Creating a Rails Api Query Param

Image for post
Image for post
my weekend spent debugging rails api

This weekend I decided to build a single page web app in vanilla javascript using a rails api backend. Everything was going great until I had to decide how to provide the user with searched data. See, after I fetched the data, I realized that the user may want filtered results. Hmmmmmm
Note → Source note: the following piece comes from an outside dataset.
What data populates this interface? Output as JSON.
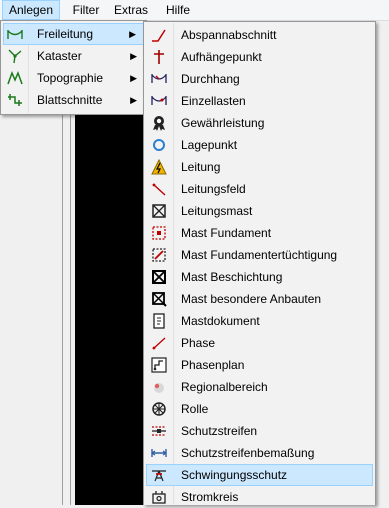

I had a few options, I could write some higher order functions in javascript or I could figure out how my rails api could solve the problem. After a few minutes of thought, I remembered that I could use Active Record in rails to manipulate my data quickly, but this would happen prior to the user’s search. So I thought about maybe, making another query request each time the user filtered the data. Both solutions would work, but I thought they would create more code than necessary or I would have to make many requests to the server. I wanted a solution, that would be scalable and reduce the amount of code I needed to write. Personally, I just like my code to be tight and human readable as well as DRY.

Through research, I came across a solution that required me to use search query params. Great, I thought. Pretty simple. I understood the concept and more or less I was familiar with the tools necessary to accomplish the task. But wait…. How do you do it? As a beginner, the learning curve is steep, sometimes, I know things I should not know yet. Other times, I do not know things that are fundamental to programming and I should know. I think this is one of those things. I spent literally, four days trying to figure this out.
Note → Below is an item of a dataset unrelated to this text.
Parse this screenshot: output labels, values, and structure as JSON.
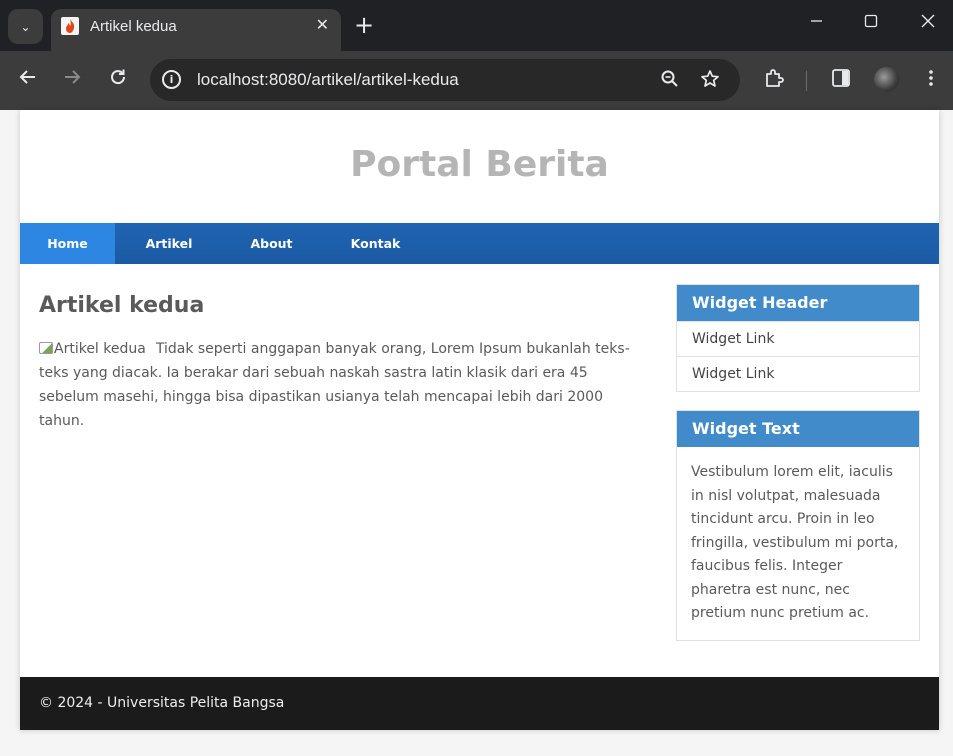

This blog was written with two goals in mind. First, I wanted to document what I learned over this weekend of acquiring knowledge via debugging, researching and troubleshooting. Finally, I wanted to pass along what I learned, it was hard to research this particular area, either the information was to advanced or not fundamental enough.

Let’s begin, on how to create a search query param in rails. There are many ways to create a search query param, this is just the way that I choose.

In order to create the param, I decided to use scopes. As described by Justin Weiss, a scope is just a way to grab data out of your database. Scopes are just a syntactic sugar for class methods in Active Record.

Based on the above example, I had a class Helpwanted that list jobs available. A user could filter the results, by industry and there are 6 industries. So I wrote scope methods query the results of Helpwanted and search by industry.

Next I want to connect the scope to the URI resources. So I will have to go to the config/routes.rb and connect the resources. This will look like …

In the terminal, I will run the rake routes | grep helpwanteds and I should see..

These are the URI’s that I need to fetch the data based on the user search. In order to test the URI route. I need to go to the controller model of Helpwanteds. In the controller I need to create an action for the route created. The controller.rb file should resemble the file below.

Image for post
Image for post

Once the controller actions are created, you can go to Postman and test the api routes, to ensure that they are working.

This route should show a list of all the helpwanteds with the industry of professional. Therefore, when a user queries the frontend, the resulting data will have a list of industry specific, helpwanteds.

After the entire weekend or searching, I was finally able to get minimally what I was trying to attain. I definitely think there are more efficient solutions, but as a beginner, I understand this one well for now. Feel free to comment or provide feedback.

Written by

Business Tech Engineer

Get the Medium app

A button that says 'Download on the App Store', and if clicked it will lead you to the iOS App store
A button that says 'Get it on, Google Play', and if clicked it will lead you to the Google Play store